“I saw how they operated, and I became more and more convinced that the work they did was the best thing we could have in our community for continuity and longevity,” he explains. “Historically, the Foundation’s investment managers are near the top of all foundations on both three-year and five-year annualized returns. They are great stewards of your money, my money, and the Foundation’s money.” When leaders of the Foundation first considered moving their offices to 751 West Fourth Street a few years ago, the first call they made was to John Burress. Without hesitation, he and Mary Louise committed the lead gift that helped make the move possible. Now on the third floor is the Burress Family Center for Philanthropy, a charitable hub where nonprofits can come together to learn and share their ideas. These days this generous advocate is focusing his attention on building up the Foundation’s unrestricted funds, which support Community Grants to local nonprofits to meet challenges and opportunities in Forsyth County, even as they change over time. He plans to leave a significant portion of his estate to the Foundation in perpetuity for that purpose. “For the Foundation to have less than $3 million a year in unrestricted dollars to make grants is quite small.
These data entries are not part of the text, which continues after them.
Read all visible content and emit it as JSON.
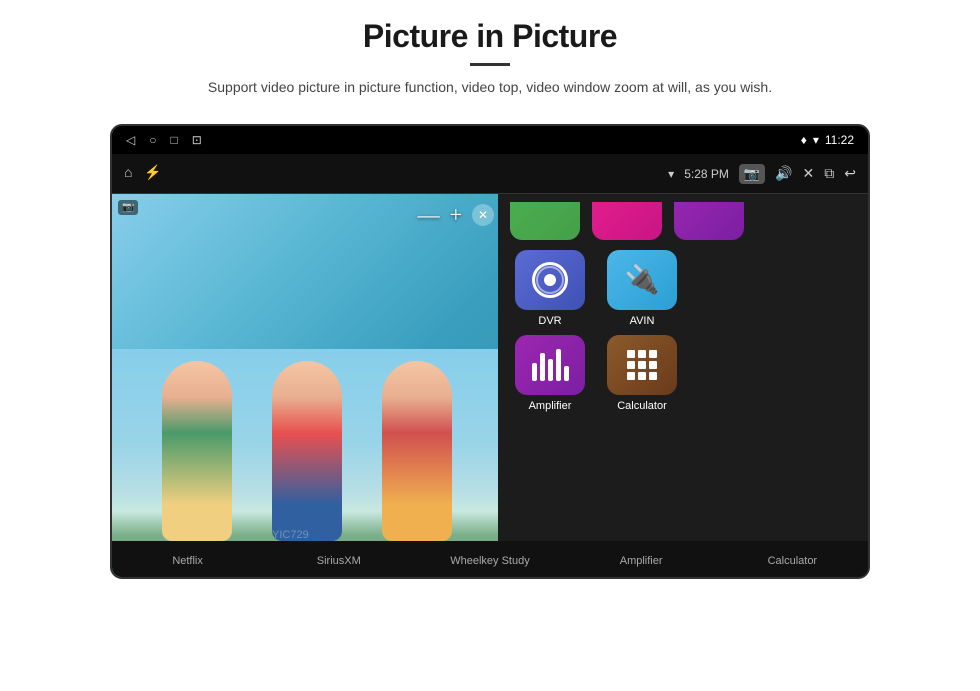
{
  "header": {
    "title": "Picture in Picture",
    "subtitle": "Support video picture in picture function, video top, video window zoom at will, as you wish."
  },
  "status_bar": {
    "time": "11:22",
    "nav_icons": [
      "◁",
      "○",
      "□",
      "⊡"
    ]
  },
  "toolbar": {
    "time": "5:28 PM",
    "camera_label": "📷"
  },
  "pip_controls": {
    "minus": "—",
    "plus": "+",
    "close": "✕"
  },
  "apps": {
    "top_partial": [
      {
        "label": "Netflix",
        "color_class": "netflix-partial"
      },
      {
        "label": "SiriusXM",
        "color_class": "siriusxm-partial"
      },
      {
        "label": "Wheelkey Study",
        "color_class": "wheelkey-partial"
      }
    ],
    "main_row1": [
      {
        "id": "dvr",
        "label": "DVR"
      },
      {
        "id": "avin",
        "label": "AVIN"
      }
    ],
    "main_row2": [
      {
        "id": "amplifier",
        "label": "Amplifier"
      },
      {
        "id": "calculator",
        "label": "Calculator"
      }
    ]
  },
  "bottom_labels": [
    "Netflix",
    "SiriusXM",
    "Wheelkey Study",
    "Amplifier",
    "Calculator"
  ],
  "watermark": "YIC729"
}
I want to add to that when I’m gone, and I’m asking others to do the same,” he says. “I think the community can best benefit from unrestricted dollars that can be granted to nonprofits doing innovative and essential work, and I trust the Foundation’s time-tested and excellent judgment to accomplish that.”

“I saw how they operated, and I became more and more convinced that the work they did was the best thing we could have in our community for continuity and longevity.”

WSF Next Century Endowments - Burress Story  
WSF Next Century Endowments - Burress Story